### App and web page records
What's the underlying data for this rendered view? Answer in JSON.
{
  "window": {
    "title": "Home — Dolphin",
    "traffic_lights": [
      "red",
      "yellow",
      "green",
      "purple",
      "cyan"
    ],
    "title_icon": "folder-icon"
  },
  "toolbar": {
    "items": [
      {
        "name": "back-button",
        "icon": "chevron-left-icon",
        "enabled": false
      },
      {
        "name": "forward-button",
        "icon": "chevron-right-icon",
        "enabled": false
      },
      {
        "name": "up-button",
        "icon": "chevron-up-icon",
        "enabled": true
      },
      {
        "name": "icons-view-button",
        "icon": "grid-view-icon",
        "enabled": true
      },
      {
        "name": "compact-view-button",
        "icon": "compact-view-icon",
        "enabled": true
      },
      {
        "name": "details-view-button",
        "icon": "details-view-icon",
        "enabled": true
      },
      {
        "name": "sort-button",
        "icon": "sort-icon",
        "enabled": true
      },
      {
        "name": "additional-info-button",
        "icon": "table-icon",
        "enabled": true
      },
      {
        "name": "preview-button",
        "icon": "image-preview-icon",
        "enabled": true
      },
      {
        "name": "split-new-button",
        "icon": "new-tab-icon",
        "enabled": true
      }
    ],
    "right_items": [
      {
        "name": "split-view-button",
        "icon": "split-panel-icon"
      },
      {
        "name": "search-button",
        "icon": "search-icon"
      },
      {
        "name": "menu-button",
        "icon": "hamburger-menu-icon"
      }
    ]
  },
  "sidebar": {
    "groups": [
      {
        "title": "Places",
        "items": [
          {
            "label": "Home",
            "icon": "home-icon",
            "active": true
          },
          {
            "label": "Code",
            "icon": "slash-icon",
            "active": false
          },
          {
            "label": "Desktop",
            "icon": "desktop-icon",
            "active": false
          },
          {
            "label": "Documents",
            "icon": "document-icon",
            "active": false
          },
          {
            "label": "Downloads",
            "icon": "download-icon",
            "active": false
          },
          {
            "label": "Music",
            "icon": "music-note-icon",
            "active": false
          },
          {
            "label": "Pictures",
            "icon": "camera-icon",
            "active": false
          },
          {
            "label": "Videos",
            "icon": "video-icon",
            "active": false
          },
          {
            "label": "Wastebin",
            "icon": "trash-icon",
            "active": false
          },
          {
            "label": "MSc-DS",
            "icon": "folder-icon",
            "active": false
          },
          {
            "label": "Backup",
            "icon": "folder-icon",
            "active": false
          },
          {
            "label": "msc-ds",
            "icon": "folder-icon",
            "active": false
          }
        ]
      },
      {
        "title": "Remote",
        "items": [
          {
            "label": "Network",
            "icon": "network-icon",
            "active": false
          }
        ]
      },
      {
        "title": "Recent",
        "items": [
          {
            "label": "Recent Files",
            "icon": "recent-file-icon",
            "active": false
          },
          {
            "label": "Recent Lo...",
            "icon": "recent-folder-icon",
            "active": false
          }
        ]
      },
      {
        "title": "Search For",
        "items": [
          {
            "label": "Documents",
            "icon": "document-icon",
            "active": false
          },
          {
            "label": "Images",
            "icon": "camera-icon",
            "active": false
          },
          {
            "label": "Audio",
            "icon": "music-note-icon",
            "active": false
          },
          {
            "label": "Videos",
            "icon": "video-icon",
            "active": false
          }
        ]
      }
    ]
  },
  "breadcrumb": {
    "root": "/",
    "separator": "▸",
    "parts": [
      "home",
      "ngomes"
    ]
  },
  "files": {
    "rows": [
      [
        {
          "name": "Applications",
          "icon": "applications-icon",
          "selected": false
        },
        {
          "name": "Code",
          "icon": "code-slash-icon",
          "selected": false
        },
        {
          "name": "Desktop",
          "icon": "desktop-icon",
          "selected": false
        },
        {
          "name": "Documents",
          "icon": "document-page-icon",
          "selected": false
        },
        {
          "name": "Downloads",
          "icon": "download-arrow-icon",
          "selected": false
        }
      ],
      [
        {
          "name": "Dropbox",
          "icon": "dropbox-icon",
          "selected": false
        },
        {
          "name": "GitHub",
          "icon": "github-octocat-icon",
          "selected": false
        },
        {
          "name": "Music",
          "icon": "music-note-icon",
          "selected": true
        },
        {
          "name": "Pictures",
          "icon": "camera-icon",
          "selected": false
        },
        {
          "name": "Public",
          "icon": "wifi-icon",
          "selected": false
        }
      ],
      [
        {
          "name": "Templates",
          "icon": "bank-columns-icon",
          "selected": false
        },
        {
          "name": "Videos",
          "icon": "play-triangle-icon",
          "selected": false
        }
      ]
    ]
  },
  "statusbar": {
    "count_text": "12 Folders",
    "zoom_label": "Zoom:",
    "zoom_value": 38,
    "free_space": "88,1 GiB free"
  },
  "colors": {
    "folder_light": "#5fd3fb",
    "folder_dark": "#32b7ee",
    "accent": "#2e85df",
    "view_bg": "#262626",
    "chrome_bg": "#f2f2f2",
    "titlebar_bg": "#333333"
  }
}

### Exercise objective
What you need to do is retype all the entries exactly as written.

### Solution for this task
What's the underlying data for this rendered view? Answer in JSON.
{
  "window": {
    "title": "Home — Dolphin",
    "traffic_lights": [
      "red",
      "yellow",
      "green",
      "purple",
      "cyan"
    ],
    "title_icon": "folder-icon"
  },
  "toolbar": {
    "items": [
      {
        "name": "back-button",
        "icon": "chevron-left-icon",
        "enabled": false
      },
      {
        "name": "forward-button",
        "icon": "chevron-right-icon",
        "enabled": false
      },
      {
        "name": "up-button",
        "icon": "chevron-up-icon",
        "enabled": true
      },
      {
        "name": "icons-view-button",
        "icon": "grid-view-icon",
        "enabled": true
      },
      {
        "name": "compact-view-button",
        "icon": "compact-view-icon",
        "enabled": true
      },
      {
        "name": "details-view-button",
        "icon": "details-view-icon",
        "enabled": true
      },
      {
        "name": "sort-button",
        "icon": "sort-icon",
        "enabled": true
      },
      {
        "name": "additional-info-button",
        "icon": "table-icon",
        "enabled": true
      },
      {
        "name": "preview-button",
        "icon": "image-preview-icon",
        "enabled": true
      },
      {
        "name": "split-new-button",
        "icon": "new-tab-icon",
        "enabled": true
      }
    ],
    "right_items": [
      {
        "name": "split-view-button",
        "icon": "split-panel-icon"
      },
      {
        "name": "search-button",
        "icon": "search-icon"
      },
      {
        "name": "menu-button",
        "icon": "hamburger-menu-icon"
      }
    ]
  },
  "sidebar": {
    "groups": [
      {
        "title": "Places",
        "items": [
          {
            "label": "Home",
            "icon": "home-icon",
            "active": true
          },
          {
            "label": "Code",
            "icon": "slash-icon",
            "active": false
          },
          {
            "label": "Desktop",
            "icon": "desktop-icon",
            "active": false
          },
          {
            "label": "Documents",
            "icon": "document-icon",
            "active": false
          },
          {
            "label": "Downloads",
            "icon": "download-icon",
            "active": false
          },
          {
            "label": "Music",
            "icon": "music-note-icon",
            "active": false
          },
          {
            "label": "Pictures",
            "icon": "camera-icon",
            "active": false
          },
          {
            "label": "Videos",
            "icon": "video-icon",
            "active": false
          },
          {
            "label": "Wastebin",
            "icon": "trash-icon",
            "active": false
          },
          {
            "label": "MSc-DS",
            "icon": "folder-icon",
            "active": false
          },
          {
            "label": "Backup",
            "icon": "folder-icon",
            "active": false
          },
          {
            "label": "msc-ds",
            "icon": "folder-icon",
            "active": false
          }
        ]
      },
      {
        "title": "Remote",
        "items": [
          {
            "label": "Network",
            "icon": "network-icon",
            "active": false
          }
        ]
      },
      {
        "title": "Recent",
        "items": [
          {
            "label": "Recent Files",
            "icon": "recent-file-icon",
            "active": false
          },
          {
            "label": "Recent Lo...",
            "icon": "recent-folder-icon",
            "active": false
          }
        ]
      },
      {
        "title": "Search For",
        "items": [
          {
            "label": "Documents",
            "icon": "document-icon",
            "active": false
          },
          {
            "label": "Images",
            "icon": "camera-icon",
            "active": false
          },
          {
            "label": "Audio",
            "icon": "music-note-icon",
            "active": false
          },
          {
            "label": "Videos",
            "icon": "video-icon",
            "active": false
          }
        ]
      }
    ]
  },
  "breadcrumb": {
    "root": "/",
    "separator": "▸",
    "parts": [
      "home",
      "ngomes"
    ]
  },
  "files": {
    "rows": [
      [
        {
          "name": "Applications",
          "icon": "applications-icon",
          "selected": false
        },
        {
          "name": "Code",
          "icon": "code-slash-icon",
          "selected": false
        },
        {
          "name": "Desktop",
          "icon": "desktop-icon",
          "selected": false
        },
        {
          "name": "Documents",
          "icon": "document-page-icon",
          "selected": false
        },
        {
          "name": "Downloads",
          "icon": "download-arrow-icon",
          "selected": false
        }
      ],
      [
        {
          "name": "Dropbox",
          "icon": "dropbox-icon",
          "selected": false
        },
        {
          "name": "GitHub",
          "icon": "github-octocat-icon",
          "selected": false
        },
        {
          "name": "Music",
          "icon": "music-note-icon",
          "selected": true
        },
        {
          "name": "Pictures",
          "icon": "camera-icon",
          "selected": false
        },
        {
          "name": "Public",
          "icon": "wifi-icon",
          "selected": false
        }
      ],
      [
        {
          "name": "Templates",
          "icon": "bank-columns-icon",
          "selected": false
        },
        {
          "name": "Videos",
          "icon": "play-triangle-icon",
          "selected": false
        }
      ]
    ]
  },
  "statusbar": {
    "count_text": "12 Folders",
    "zoom_label": "Zoom:",
    "zoom_value": 38,
    "free_space": "88,1 GiB free"
  },
  "colors": {
    "folder_light": "#5fd3fb",
    "folder_dark": "#32b7ee",
    "accent": "#2e85df",
    "view_bg": "#262626",
    "chrome_bg": "#f2f2f2",
    "titlebar_bg": "#333333"
  }
}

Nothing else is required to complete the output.